Mental illnesses, especially the ones I have, are threefold illnesses: Thanksgiving, Christmas and New Year’s.

To get through it without relapse, dropping into a black hole or flying with the reindeer means six weeks of unrelenting vigilance. My emotions are all over the place. If I am not careful, nostalgia and loss will smother me. My mother made many of my Christmas ornaments. Each ornament required intricate stitching.  She took a caning class and learned how to braid and weave pieces of straw into reindeer and angels. My tree skirt is so ornate that I am afraid to have it dry-cleaned.

She did all of this three times, to make each of her children would have enough ornaments. And before she died she separated them all into three boxes so we wouldn’t fight over them – and we would have. I realize as I unwrap each ornament that I never truly grasped the depth of her love for us kids – even as she lay in hospice

The screened-in porch off the back of the house became a walk in cooler during the winter months and during the holidays it was filled with everything from plain-old white sugar cookies – which she rolled and cut herself – and Chex mix to some kind of paper-thin, fried snowflakes sprinkled with powdered sugar.

My mother was not a particularly happy woman.
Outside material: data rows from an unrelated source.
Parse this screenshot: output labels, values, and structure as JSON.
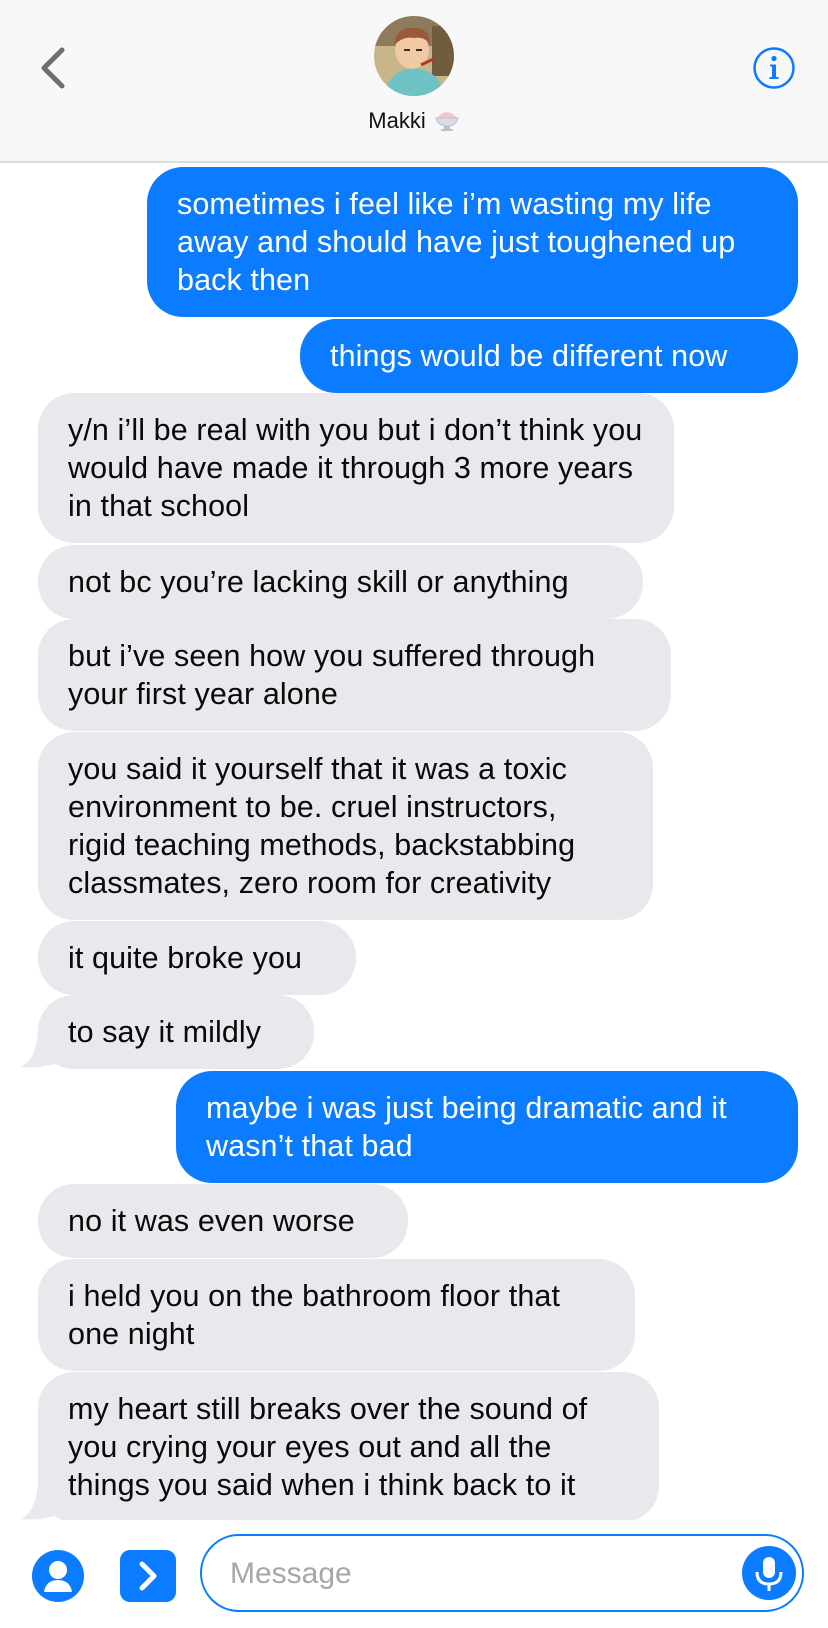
{
  "header": {
    "contact_name": "Makki",
    "name_emoji": "shaved-ice-icon",
    "back_icon": "chevron-left-icon",
    "info_icon": "info-icon",
    "accent_color": "#0b7cff"
  },
  "messages": [
    {
      "from": "me",
      "text": "sometimes i feel like i’m wasting my life away and should have just toughened up back then"
    },
    {
      "from": "me",
      "text": "things would be different now"
    },
    {
      "from": "them",
      "text": "y/n i’ll be real with you but i don’t think you would have made it through 3 more years in that school"
    },
    {
      "from": "them",
      "text": "not bc you’re lacking skill or anything"
    },
    {
      "from": "them",
      "text": "but i’ve seen how you suffered through your first year alone"
    },
    {
      "from": "them",
      "text": "you said it yourself that it was a toxic environment to be. cruel instructors, rigid teaching methods, backstabbing classmates, zero room for creativity"
    },
    {
      "from": "them",
      "text": "it quite broke you"
    },
    {
      "from": "them",
      "text": "to say it mildly"
    },
    {
      "from": "me",
      "text": "maybe i was just being dramatic and it wasn’t that bad"
    },
    {
      "from": "them",
      "text": "no it was even worse"
    },
    {
      "from": "them",
      "text": "i held you on the bathroom floor that one night"
    },
    {
      "from": "them",
      "text": "my heart still breaks over the sound of you crying your eyes out and all the things you said when i think back to it"
    }
  ],
  "composer": {
    "placeholder": "Message",
    "contacts_icon": "person-icon",
    "apps_icon": "chevron-right-icon",
    "mic_icon": "microphone-icon"
  },
  "colors": {
    "sent_bubble": "#0b7cff",
    "received_bubble": "#e9e8ed",
    "header_bg": "#f8f8f8"
  }
}
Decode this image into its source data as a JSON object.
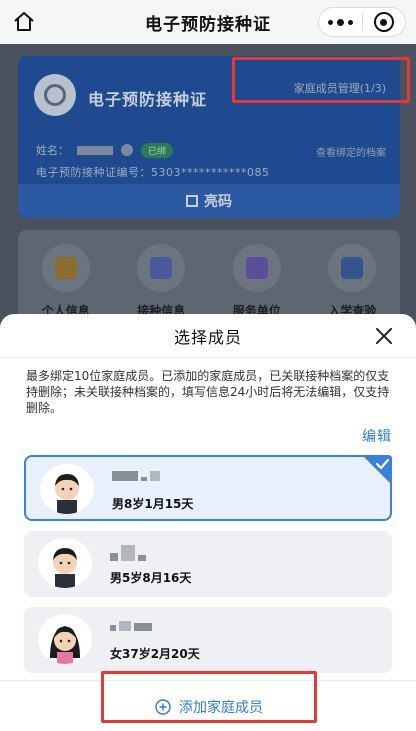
{
  "nav": {
    "title": "电子预防接种证",
    "home_icon": "home-icon",
    "more_icon": "more-dots-icon",
    "close_icon": "mini-close-icon"
  },
  "card": {
    "title": "电子预防接种证",
    "family_manage": "家庭成员管理(1/3)",
    "name_label": "姓名：",
    "bound_badge": "已绑",
    "bound_link": "查看绑定的档案",
    "cert_no": "电子预防接种证编号：5303***********085",
    "qr_label": "亮码"
  },
  "grid": [
    {
      "label": "个人信息",
      "icon": "id-card-icon",
      "color": "#8a6d2f"
    },
    {
      "label": "接种信息",
      "icon": "syringe-icon",
      "color": "#4a5a9c"
    },
    {
      "label": "服务单位",
      "icon": "building-icon",
      "color": "#5b4f9a"
    },
    {
      "label": "入学查验",
      "icon": "graduation-cap-icon",
      "color": "#35538f"
    }
  ],
  "sheet": {
    "title": "选择成员",
    "notice": "最多绑定10位家庭成员。已添加的家庭成员，已关联接种档案的仅支持删除；未关联接种档案的，填写信息24小时后将无法编辑，仅支持删除。",
    "edit_label": "编辑",
    "members": [
      {
        "info": "男8岁1月15天",
        "selected": true,
        "avatar": "boy-avatar-icon"
      },
      {
        "info": "男5岁8月16天",
        "selected": false,
        "avatar": "boy-avatar-icon"
      },
      {
        "info": "女37岁2月20天",
        "selected": false,
        "avatar": "woman-avatar-icon"
      }
    ],
    "add_label": "添加家庭成员"
  },
  "colors": {
    "accent": "#2f7ad6",
    "highlight": "#e53935",
    "card": "#1f4a8f"
  }
}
In hindsight, I believe she suffered from dysthymia. There was no physical affection between her and my father – an alcoholic. The summer before her death she told me she would have divorced my father but “in the 1960’s women (especially Catholic women)  just didn’t do that and I could not have supported you three kids.” She stay married and supported and loved her kids through decades of low-grade, persistent unhappiness.
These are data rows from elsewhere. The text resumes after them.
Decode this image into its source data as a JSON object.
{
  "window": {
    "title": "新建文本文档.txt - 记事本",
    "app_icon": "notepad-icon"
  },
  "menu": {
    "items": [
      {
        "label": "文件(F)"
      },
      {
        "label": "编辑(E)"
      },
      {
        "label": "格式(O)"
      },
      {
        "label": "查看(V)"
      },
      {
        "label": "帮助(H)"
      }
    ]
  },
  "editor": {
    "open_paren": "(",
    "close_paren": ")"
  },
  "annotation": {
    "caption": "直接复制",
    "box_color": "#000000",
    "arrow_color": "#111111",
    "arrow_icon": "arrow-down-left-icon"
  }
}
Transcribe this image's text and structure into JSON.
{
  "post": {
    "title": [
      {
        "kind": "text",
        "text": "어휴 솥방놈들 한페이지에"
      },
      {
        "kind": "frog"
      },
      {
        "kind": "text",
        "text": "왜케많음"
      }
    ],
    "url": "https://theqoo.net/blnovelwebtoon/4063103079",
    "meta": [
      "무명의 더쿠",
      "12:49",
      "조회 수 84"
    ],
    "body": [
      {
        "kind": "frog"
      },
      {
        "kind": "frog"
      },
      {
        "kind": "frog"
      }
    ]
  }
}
I have passed down all of her Christmas traditions to my daughter – my only child. I think of Mom with every ornament I unwrap. She and my father are dead now. I miss her so very, very much over the holidays. It’s just my daughter and me now. No aunts, uncles, cousins or siblings to sit down with for Christmas dinner.

I cannot go on with this right now. I must stop these thoughts. It is 6:30 a.m. on what is looking to be a gorgeous Sunday here in South Florida. If I allow these thoughts to continue they will take root in my depression and blossom. I have this little trick I do to stop this rumination. I think of our old record-player (you kids won’t remember these). It is playing a song I do not like so I reach over, grab the arm and set the stylus down on the next song, which I like very much. I don’t have to listen to thoughts that upset me. I have the power and control to stop them but it is up to me to reach over, lift the arm of the record player off the bad song and place it on a good song.

I end up doing this a lot during the holidays because every freakin’ where I go I am reminded that it is CHRISTMAS. THE HAP-HAP-HAPPIEST TIME OF THE YEAR. You can’t even go to the bathroom in the mall without taking Santa Baby with you. The light-poles in the parking lot are decorated. That car driving toward you has a wreath on its grill. The dogs wear festive green and red collars to remind us that it is the HAP-HAP-HAPPIEST TIME OF THE YEAR.

I don’t want the holidays to be a time of sorrow. I want the holidays to be magical. So I remember the Christmases when my daughter was was in elementary school  and learning how to read. We would stroll into Pottery Barn and she would re-arrange the silver N-O-E-L letters on the shelf to say L-E-O-N. I was the lookout, checking to make sure the sales clerk was distracted with other customers. Then we strolled out of the store, did some Christmas shopping, and returned to Pottery Barn to see if our spelling hi-jinx had been corrected. If it had, we did it again.

Or I remember the night my sister and I made well-endowed anatomically correct gingerbread people. These are the Christmas memories that make me smile. I must work to find them in my memory – which is odd because the sad holiday memories are always so vivid and readily available. Sometimes I think people with depression are just hard-wired to go to the sad memories first. Once a sad memory takes root I must pull it up, roots and all. It can seem like work but it is always worth it. Always.

My daughter is about to turn 20. She loves everything about the holidays. I love when she talks about her own memories. They are all happy. She comes home from college in 10 days. We will probably go to Pottery Barn, rearrange the N-O-E-L letters, go out for sushi, and come back and do it again.

My mom, who dedicated her teaching career to teaching kids how to read, would have smiled.